YOUR GOAL: Copy out each line of the data that contains "title".

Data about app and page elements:
----
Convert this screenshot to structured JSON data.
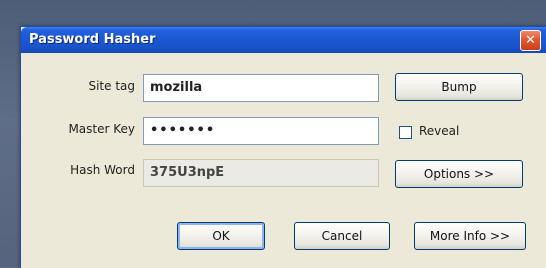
{
  "window": {
    "title": "Password Hasher",
    "close_label": "✕"
  },
  "form": {
    "site_tag_label": "Site tag",
    "site_tag_value": "mozilla",
    "master_key_label": "Master Key",
    "master_key_value": "•••••••",
    "hash_word_label": "Hash Word",
    "hash_word_value": "375U3npE"
  },
  "buttons": {
    "bump": "Bump",
    "reveal": "Reveal",
    "options": "Options >>",
    "ok": "OK",
    "cancel": "Cancel",
    "more_info": "More Info >>"
  },
  "reveal_checked": false
}
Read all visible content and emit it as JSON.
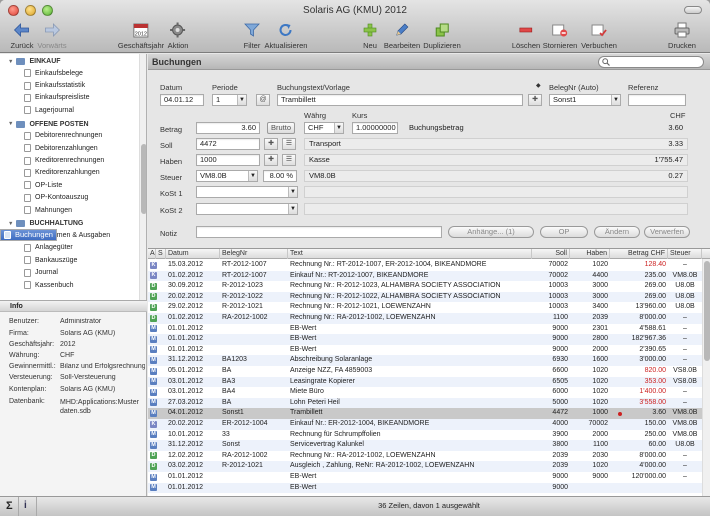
{
  "window": {
    "title": "Solaris AG (KMU) 2012"
  },
  "toolbar": {
    "items": [
      {
        "id": "back",
        "label": "Zurück",
        "icon": "back-arrow-icon",
        "enabled": true
      },
      {
        "id": "forward",
        "label": "Vorwärts",
        "icon": "forward-arrow-icon",
        "enabled": false
      },
      {
        "id": "fiscal",
        "label": "Geschäftsjahr",
        "icon": "calendar-icon",
        "enabled": true
      },
      {
        "id": "action",
        "label": "Aktion",
        "icon": "gear-icon",
        "enabled": true
      },
      {
        "id": "filter",
        "label": "Filter",
        "icon": "filter-icon",
        "enabled": true
      },
      {
        "id": "refresh",
        "label": "Aktualisieren",
        "icon": "refresh-icon",
        "enabled": true
      },
      {
        "id": "new",
        "label": "Neu",
        "icon": "plus-icon",
        "enabled": true
      },
      {
        "id": "edit",
        "label": "Bearbeiten",
        "icon": "pencil-icon",
        "enabled": true
      },
      {
        "id": "duplicate",
        "label": "Duplizieren",
        "icon": "duplicate-icon",
        "enabled": true
      },
      {
        "id": "delete",
        "label": "Löschen",
        "icon": "minus-icon",
        "enabled": true
      },
      {
        "id": "cancel",
        "label": "Stornieren",
        "icon": "cancel-icon",
        "enabled": true
      },
      {
        "id": "post",
        "label": "Verbuchen",
        "icon": "post-icon",
        "enabled": true
      },
      {
        "id": "print",
        "label": "Drucken",
        "icon": "printer-icon",
        "enabled": true
      }
    ]
  },
  "sidebar": {
    "groups": [
      {
        "title": "EINKAUF",
        "items": [
          "Einkaufsbelege",
          "Einkaufsstatistik",
          "Einkaufspreisliste",
          "Lagerjournal"
        ]
      },
      {
        "title": "OFFENE POSTEN",
        "items": [
          "Debitorenrechnungen",
          "Debitorenzahlungen",
          "Kreditorenrechnungen",
          "Kreditorenzahlungen",
          "OP-Liste",
          "OP-Kontoauszug",
          "Mahnungen"
        ]
      },
      {
        "title": "BUCHHALTUNG",
        "items": [
          "Buchungen",
          "Einnahmen & Ausgaben",
          "Anlagegüter",
          "Bankauszüge",
          "Journal",
          "Kassenbuch"
        ]
      }
    ],
    "selected": "Buchungen"
  },
  "info": {
    "title": "Info",
    "rows": [
      {
        "k": "Benutzer:",
        "v": "Administrator"
      },
      {
        "k": "Firma:",
        "v": "Solaris AG (KMU)"
      },
      {
        "k": "Geschäftsjahr:",
        "v": "2012"
      },
      {
        "k": "Währung:",
        "v": "CHF"
      },
      {
        "k": "Gewinnermittl.:",
        "v": "Bilanz und Erfolgsrechnung"
      },
      {
        "k": "Versteuerung:",
        "v": "Soll-Versteuerung"
      },
      {
        "k": "Kontenplan:",
        "v": "Solaris AG (KMU)"
      },
      {
        "k": "Datenbank:",
        "v": "MHD:Applications:Muster daten.sdb"
      }
    ]
  },
  "main": {
    "title": "Buchungen",
    "search_placeholder": ""
  },
  "form": {
    "datum_label": "Datum",
    "datum": "04.01.12",
    "periode_label": "Periode",
    "periode": "1",
    "text_label": "Buchungstext/Vorlage",
    "text": "Trambillett",
    "beleg_label": "BelegNr (Auto)",
    "beleg": "Sonst1",
    "referenz_label": "Referenz",
    "referenz": "",
    "waehrung_label": "Währg",
    "waehrung": "CHF",
    "kurs_label": "Kurs",
    "kurs": "1.00000000",
    "betrag_label": "Betrag",
    "betrag": "3.60",
    "brutto_label": "Brutto",
    "buchungsbetrag_label": "Buchungsbetrag",
    "buchungsbetrag": "3.60",
    "chf_label": "CHF",
    "soll_label": "Soll",
    "soll": "4472",
    "soll_name": "Transport",
    "soll_value": "3.33",
    "haben_label": "Haben",
    "haben": "1000",
    "haben_name": "Kasse",
    "haben_value": "1'755.47",
    "steuer_label": "Steuer",
    "steuer": "VM8.0B",
    "steuer_pct": "8.00 %",
    "steuer_code": "VM8.0B",
    "steuer_value": "0.27",
    "kost1_label": "KoSt 1",
    "kost2_label": "KoSt 2",
    "notiz_label": "Notiz",
    "btn_anhaenge": "Anhänge... (1)",
    "btn_op": "OP",
    "btn_aendern": "Ändern",
    "btn_verwerfen": "Verwerfen"
  },
  "table": {
    "columns": [
      "A",
      "S",
      "Datum",
      "BelegNr",
      "Text",
      "Soll",
      "Haben",
      "Betrag CHF",
      "Steuer"
    ],
    "rows": [
      {
        "a": "K",
        "datum": "15.03.2012",
        "beleg": "RT-2012-1007",
        "text": "Rechnung Nr.: RT-2012-1007, ER-2012-1004, BIKEANDMORE",
        "soll": "70002",
        "haben": "1020",
        "betrag": "128.40",
        "neg": true,
        "steuer": "–"
      },
      {
        "a": "K",
        "datum": "01.02.2012",
        "beleg": "RT-2012-1007",
        "text": "Einkauf Nr.: RT-2012-1007, BIKEANDMORE",
        "soll": "70002",
        "haben": "4400",
        "betrag": "235.00",
        "neg": false,
        "steuer": "VM8.0B"
      },
      {
        "a": "D",
        "datum": "30.09.2012",
        "beleg": "R-2012-1023",
        "text": "Rechnung Nr.: R-2012-1023, ALHAMBRA SOCIETY ASSOCIATION",
        "soll": "10003",
        "haben": "3000",
        "betrag": "269.00",
        "neg": false,
        "steuer": "U8.0B"
      },
      {
        "a": "D",
        "datum": "20.02.2012",
        "beleg": "R-2012-1022",
        "text": "Rechnung Nr.: R-2012-1022, ALHAMBRA SOCIETY ASSOCIATION",
        "soll": "10003",
        "haben": "3000",
        "betrag": "269.00",
        "neg": false,
        "steuer": "U8.0B"
      },
      {
        "a": "D",
        "datum": "29.02.2012",
        "beleg": "R-2012-1021",
        "text": "Rechnung Nr.: R-2012-1021, LOEWENZAHN",
        "soll": "10003",
        "haben": "3400",
        "betrag": "13'960.00",
        "neg": false,
        "steuer": "U8.0B"
      },
      {
        "a": "D",
        "datum": "01.02.2012",
        "beleg": "RA-2012-1002",
        "text": "Rechnung Nr.: RA-2012-1002, LOEWENZAHN",
        "soll": "1100",
        "haben": "2039",
        "betrag": "8'000.00",
        "neg": false,
        "steuer": "–"
      },
      {
        "a": "M",
        "datum": "01.01.2012",
        "beleg": "",
        "text": "EB-Wert",
        "soll": "9000",
        "haben": "2301",
        "betrag": "4'588.61",
        "neg": false,
        "steuer": "–"
      },
      {
        "a": "M",
        "datum": "01.01.2012",
        "beleg": "",
        "text": "EB-Wert",
        "soll": "9000",
        "haben": "2800",
        "betrag": "182'967.36",
        "neg": false,
        "steuer": "–"
      },
      {
        "a": "M",
        "datum": "01.01.2012",
        "beleg": "",
        "text": "EB-Wert",
        "soll": "9000",
        "haben": "2000",
        "betrag": "2'390.65",
        "neg": false,
        "steuer": "–"
      },
      {
        "a": "M",
        "datum": "31.12.2012",
        "beleg": "BA1203",
        "text": "Abschreibung Solaranlage",
        "soll": "6930",
        "haben": "1600",
        "betrag": "3'000.00",
        "neg": false,
        "steuer": "–"
      },
      {
        "a": "M",
        "datum": "05.01.2012",
        "beleg": "BA",
        "text": "Anzeige NZZ, FA 4859003",
        "soll": "6600",
        "haben": "1020",
        "betrag": "820.00",
        "neg": true,
        "steuer": "VS8.0B"
      },
      {
        "a": "M",
        "datum": "03.01.2012",
        "beleg": "BA3",
        "text": "Leasingrate Kopierer",
        "soll": "6505",
        "haben": "1020",
        "betrag": "353.00",
        "neg": true,
        "steuer": "VS8.0B"
      },
      {
        "a": "M",
        "datum": "03.01.2012",
        "beleg": "BA4",
        "text": "Miete Büro",
        "soll": "6000",
        "haben": "1020",
        "betrag": "1'400.00",
        "neg": true,
        "steuer": "–"
      },
      {
        "a": "M",
        "datum": "27.03.2012",
        "beleg": "BA",
        "text": "Lohn Peteri Heil",
        "soll": "5000",
        "haben": "1020",
        "betrag": "3'558.00",
        "neg": true,
        "steuer": "–"
      },
      {
        "a": "M",
        "datum": "04.01.2012",
        "beleg": "Sonst1",
        "text": "Trambillett",
        "soll": "4472",
        "haben": "1000",
        "betrag": "3.60",
        "neg": false,
        "steuer": "VM8.0B",
        "selected": true
      },
      {
        "a": "K",
        "datum": "20.02.2012",
        "beleg": "ER-2012-1004",
        "text": "Einkauf Nr.: ER-2012-1004, BIKEANDMORE",
        "soll": "4000",
        "haben": "70002",
        "betrag": "150.00",
        "neg": false,
        "steuer": "VM8.0B"
      },
      {
        "a": "M",
        "datum": "10.01.2012",
        "beleg": "33",
        "text": "Rechnung für Schrumpffolien",
        "soll": "3900",
        "haben": "2000",
        "betrag": "250.00",
        "neg": false,
        "steuer": "VM8.0B"
      },
      {
        "a": "M",
        "datum": "31.12.2012",
        "beleg": "Sonst",
        "text": "Servicevertrag Kalunkel",
        "soll": "3800",
        "haben": "1100",
        "betrag": "60.00",
        "neg": false,
        "steuer": "U8.0B"
      },
      {
        "a": "D",
        "datum": "12.02.2012",
        "beleg": "RA-2012-1002",
        "text": "Rechnung Nr.: RA-2012-1002, LOEWENZAHN",
        "soll": "2039",
        "haben": "2030",
        "betrag": "8'000.00",
        "neg": false,
        "steuer": "–"
      },
      {
        "a": "D",
        "datum": "03.02.2012",
        "beleg": "R-2012-1021",
        "text": "Ausgleich , Zahlung, ReNr: RA-2012-1002, LOEWENZAHN",
        "soll": "2039",
        "haben": "1020",
        "betrag": "4'000.00",
        "neg": false,
        "steuer": "–"
      },
      {
        "a": "M",
        "datum": "01.01.2012",
        "beleg": "",
        "text": "EB-Wert",
        "soll": "9000",
        "haben": "9000",
        "betrag": "120'000.00",
        "neg": false,
        "steuer": "–"
      },
      {
        "a": "M",
        "datum": "01.01.2012",
        "beleg": "",
        "text": "EB-Wert",
        "soll": "9000",
        "haben": "",
        "betrag": "",
        "neg": false,
        "steuer": ""
      }
    ]
  },
  "status": "36 Zeilen, davon 1 ausgewählt",
  "colors": {
    "selection": "#3e6cc2",
    "negative": "#cc2222",
    "badge_K": "#7a86c4",
    "badge_D": "#4fa356",
    "badge_M": "#5a7fc0"
  }
}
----
RESPONSE FOR THIS EXERCISE:
    "title": "Password Hasher",
    "title": "Solaris AG (KMU) 2012"
        "title": "EINKAUF",
        "title": "OFFENE POSTEN",
        "title": "BUCHHALTUNG",
    "title": "Info",
    "title": "Buchungen",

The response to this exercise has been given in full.